“My quest for reducing harm and protecting vulnerable people were very real to me in my HV role and enhancing collaborative working practices amongst different professionals has always been something I have strived for.”
Colleagues who worked on the project with Dr Joseph included: Professor Lesley Diack from RGU’s School of Pharmacy and Life Sciences; Inga Heyman from RGU’s School of Nursing and Midwifery; Professor Susan Klein, Director of the Aberdeen Centre for Trauma Research; Dr Penny Woolnough from Abertay University; Detective Chief Inspector Samantha McCluskey from Police Scotland; research assistant Alison Reddish and research fellow Midj Falconer.
The team conducted focus groups with members of the police and health and social care professionals in each of the three Police Scotland Command areas.
Thirteen focus groups were conducted with 101 professionals participating. Nine key themes were identified: Information sharing; relationships; people and processes; lessons from child protection; environment; implementation of the act; regional variations and training; rights of the service users.
Dr Joseph said: “We are very grateful to Scottish Institute for Policing Research (SIPR) for having the vision to fund this project in 2013-2014 at a time when integrated working practices were supposedly well established but no one had evaluated this in a meaningful way and with research rigour.
“From our focus groups we identified the gaps in the provision of services for vulnerable adults and adults at risk of harm. We also looked at the working practices of people who were in the adult support and protection roles.

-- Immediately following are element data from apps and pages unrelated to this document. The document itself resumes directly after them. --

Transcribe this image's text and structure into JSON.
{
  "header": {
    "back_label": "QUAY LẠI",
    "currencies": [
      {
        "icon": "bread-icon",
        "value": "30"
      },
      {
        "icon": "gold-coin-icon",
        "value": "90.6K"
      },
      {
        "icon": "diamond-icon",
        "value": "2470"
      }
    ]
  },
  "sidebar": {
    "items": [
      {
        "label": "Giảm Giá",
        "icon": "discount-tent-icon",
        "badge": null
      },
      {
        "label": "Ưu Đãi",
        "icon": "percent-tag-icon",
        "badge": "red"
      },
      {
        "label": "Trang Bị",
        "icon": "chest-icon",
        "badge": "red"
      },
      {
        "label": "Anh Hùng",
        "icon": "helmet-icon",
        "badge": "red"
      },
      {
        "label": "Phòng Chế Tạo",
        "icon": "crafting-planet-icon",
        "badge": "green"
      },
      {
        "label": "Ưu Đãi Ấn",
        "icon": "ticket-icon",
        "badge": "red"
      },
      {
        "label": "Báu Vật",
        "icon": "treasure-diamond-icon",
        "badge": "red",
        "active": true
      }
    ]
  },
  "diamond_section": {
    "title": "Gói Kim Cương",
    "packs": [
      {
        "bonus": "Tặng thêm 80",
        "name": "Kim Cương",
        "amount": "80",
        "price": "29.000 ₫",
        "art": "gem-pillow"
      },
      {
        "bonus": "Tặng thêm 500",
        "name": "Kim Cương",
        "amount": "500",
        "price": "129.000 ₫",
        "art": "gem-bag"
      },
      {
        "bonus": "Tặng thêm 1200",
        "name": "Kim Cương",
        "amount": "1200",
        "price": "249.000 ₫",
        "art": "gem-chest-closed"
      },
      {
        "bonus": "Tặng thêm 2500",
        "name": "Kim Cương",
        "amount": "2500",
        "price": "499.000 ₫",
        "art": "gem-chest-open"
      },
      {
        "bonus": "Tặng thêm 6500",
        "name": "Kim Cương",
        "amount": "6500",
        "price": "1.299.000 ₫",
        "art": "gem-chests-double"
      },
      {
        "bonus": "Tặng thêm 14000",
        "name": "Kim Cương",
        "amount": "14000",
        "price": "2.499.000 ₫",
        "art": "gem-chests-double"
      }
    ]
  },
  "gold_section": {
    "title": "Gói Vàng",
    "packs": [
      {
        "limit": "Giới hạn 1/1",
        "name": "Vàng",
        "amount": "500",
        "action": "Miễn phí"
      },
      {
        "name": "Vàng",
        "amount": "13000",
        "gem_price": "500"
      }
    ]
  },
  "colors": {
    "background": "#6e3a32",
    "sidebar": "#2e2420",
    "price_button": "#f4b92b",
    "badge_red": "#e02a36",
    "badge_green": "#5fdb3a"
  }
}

“A number of key performance indicators have now been identified for different levels of practice. Being educators we had a strong education and training focus throughout and made recommendations for inter-agency training at all levels of professional development including our undergraduates.”
Presenters at the Scottish Parliament event also included Alex Johnstone MSP; Nick Fyfe Director of Scottish Institute for Policing Research (SIPR) and Malcolm Graham Assistant Chief Constable for Major Crime and Public Protection, Police Scotland.
The event included exhibition stands to highlight an interactive learning tool developed by RGU and Police Scotland called COLT; Centre for the Advancement of Interprofessional Education (CAIPE) a UK network for those involved in education and practice and WithScotland, an online resource centre for those working in public protection.
More information about the research project is available online
Ross AndersonCommunications Officer | Health and Sport